Every time I search Netflix, Hulu, or primetime TV for a new show to watch, I’m convinced that anti-heroes are taking over the world. Breaking Bad, Sons of Anarchy, the Sopranos, Nurse Jackie, Dexter—all popular shows with a less-than-traditional protagonist. The anti-hero seems to be here to stay, so as writers, we should know how to identify and write them. Kathy Edens is here with some tips on how to do just that.
Protagonists of yore were inherently good, and villains were bad through and through. Remember Dudley Do-Right, Canadian Mountie, who was constantly rescuing the damsel in distress from the purely evil Snidely Whiplash?
For today’s readers, though, the hero can be too predictably good. We want characters designed after real-life people. We want to see that they have both dark and light inside, and that they’re not always the good guy.
Differences Between an Anti-hero and a Hero
An anti-hero is a much more nuanced protagonist with faults, foibles, and a dark side that goes against the grain of societal norms, morals, or just plain kindness. Anti-heroes are always deeply flawed. With contradictory traits, they are crafted after real people, unlike a hero who is sometimes too good to be true.
On the flip side, the classic hero is the main character who embodies the notion of “good.” A hero has exemplary morals and never veers from that code. While her may experience failures throughout the story, he will always overcome evil in the end. Consider Hercules as the manifestation of a hero.
To fully appreciate the anti-hero protagonist, it’s helpful to examine one in action. This is where American Horror Story’s third season, “Coven,” comes in. If you haven’t seen it yet, it’s full of witches, voodoo, and racism. These people are, for the most part, evil. But we’re meant to see them in a sympathetic light based on their past and a little light of hope we see inside them.
The main character, Fiona, is a supreme witch. She’s in charge of the coven, but she got to this exalted position through some very nefarious means. As you follow Fiona through the episodes, you see her as conniving and manipulative. And that is juxtaposed with scenes of incredible compassion and warmth, such as when she brings a stillborn baby back to life in the arms of its distraught mother.
The interesting thing about Fiona is that she’s aging and we find out she’s riddled with cancer. As the cancer eats away her body, what little bit that was good inside her gets eaten, too. By the end, you’re rooting for her demise.
The suspense is high in American Horror Story Coven as all of the witches use their incredible powers for good and evil. People are killed, then brought back to life, and there is a civil war between the voodoo priestess and the coven, not to mention an evil racist who tortured blacks in the time of slavery. It’s some pretty heady anti-hero stuff. Just when you start to think they have some redeeming qualities, someone else dies, and you realize they’re only in it for themselves. The beauty of Coven is that you don’t know until the end which anti-heroes have redeeming qualities and which are purely evil.
How To Create Three-Dimensional Anti-Heroes
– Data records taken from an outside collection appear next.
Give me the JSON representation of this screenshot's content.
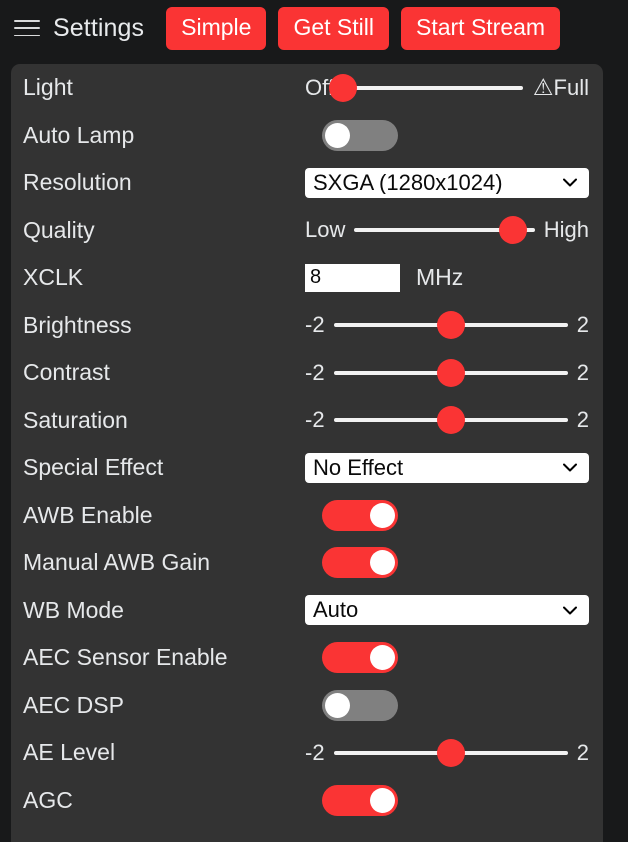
{
  "header": {
    "menu_icon": "hamburger-icon",
    "title": "Settings",
    "buttons": [
      {
        "label": "Simple",
        "name": "simple-button"
      },
      {
        "label": "Get Still",
        "name": "get-still-button"
      },
      {
        "label": "Start Stream",
        "name": "start-stream-button"
      }
    ]
  },
  "colors": {
    "accent": "#fa3434",
    "panel_bg": "#333333",
    "page_bg": "#18191a",
    "text": "#e6e8ea",
    "toggle_off": "#808080",
    "track": "#f2f2f2"
  },
  "settings": {
    "light": {
      "label": "Light",
      "min_label": "Off",
      "max_label": "Full",
      "warn_icon": "warning-triangle-icon",
      "value": 0,
      "min": 0,
      "max": 255,
      "percent": 0
    },
    "auto_lamp": {
      "label": "Auto Lamp",
      "state": "off"
    },
    "resolution": {
      "label": "Resolution",
      "value": "SXGA (1280x1024)",
      "chevron_icon": "chevron-down-icon"
    },
    "quality": {
      "label": "Quality",
      "min_label": "Low",
      "max_label": "High",
      "percent": 88
    },
    "xclk": {
      "label": "XCLK",
      "value": "8",
      "unit": "MHz"
    },
    "brightness": {
      "label": "Brightness",
      "min_label": "-2",
      "max_label": "2",
      "value": 0,
      "percent": 50
    },
    "contrast": {
      "label": "Contrast",
      "min_label": "-2",
      "max_label": "2",
      "value": 0,
      "percent": 50
    },
    "saturation": {
      "label": "Saturation",
      "min_label": "-2",
      "max_label": "2",
      "value": 0,
      "percent": 50
    },
    "special_effect": {
      "label": "Special Effect",
      "value": "No Effect",
      "chevron_icon": "chevron-down-icon"
    },
    "awb_enable": {
      "label": "AWB Enable",
      "state": "on"
    },
    "manual_awb_gain": {
      "label": "Manual AWB Gain",
      "state": "on"
    },
    "wb_mode": {
      "label": "WB Mode",
      "value": "Auto",
      "chevron_icon": "chevron-down-icon"
    },
    "aec_sensor_enable": {
      "label": "AEC Sensor Enable",
      "state": "on"
    },
    "aec_dsp": {
      "label": "AEC DSP",
      "state": "off"
    },
    "ae_level": {
      "label": "AE Level",
      "min_label": "-2",
      "max_label": "2",
      "value": 0,
      "percent": 50
    },
    "agc": {
      "label": "AGC",
      "state": "on"
    }
  }
}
An anti-hero is not simply a person with some major faults. There’s pathos involved, maybe a little psychosis, and usually a self-concept that is inflated and complicated. When you create your anti-hero, consider that they’re usually:
- Not very good role models. We wouldn’t want to be like the witches in Coven (though sometimes it would be fun to kick butt like they do).
- Somewhat selfish but can display good traits now and then.
- Mainly motivated by self-interest. They do whatever it takes, sometimes crossing lines that others wouldn’t dare.
- Motivated by conflicting emotions. One minute they’re intent on revenge and the next they’re doing something honorable.
- More inclined to choose a wrong action because it gets them what they want quicker.
- Display compassion for the underdogs, children, or weak and infirm characters.
- They don’t apologize for their bad behaviors.
- Chock full of contradictions.
One caveat when creating your anti-hero: he or she doesn’t always have to be redeemed by the final page. Some anti-heroes, while showing streaks of compassion and caring, are still damaged people at the end of a story. They’re characters we love to hate.
So watch American Horror Story to get an idea of carefully crafted anti-heroes. Or better yet, watch the movie Suicide Squad. Even Homer Simpson is a fully-realized anti-hero. Pay attention to how other successful writers create an anti-hero, and then let your imagination go to town.
Who are your favorite anti-heroes? Let us know in the comments below who your favorite anti-heroes are. Let’s start a resource list of great examples that we can refer to and learn from.
Kathy Edens is a staff writer at ProWritingAid.com, the most comprehensive editing tool that helps you polish and sharpen your writing through readability analyses and technical edits reviews. Check out the free online editing tool that turns your good writing into great content.
Becca Puglisi is an international speaker, writing coach, and bestselling author of The Emotion Thesaurus and its sequels. Her books are available in five languages, are sourced by US universities, and are used by novelists, screenwriters, editors, and psychologists around the world. She is passionate about learning and sharing her knowledge with others through her Writers Helping Writers blog and via One Stop For Writers—a powerhouse online library created to help writers elevate their storytelling.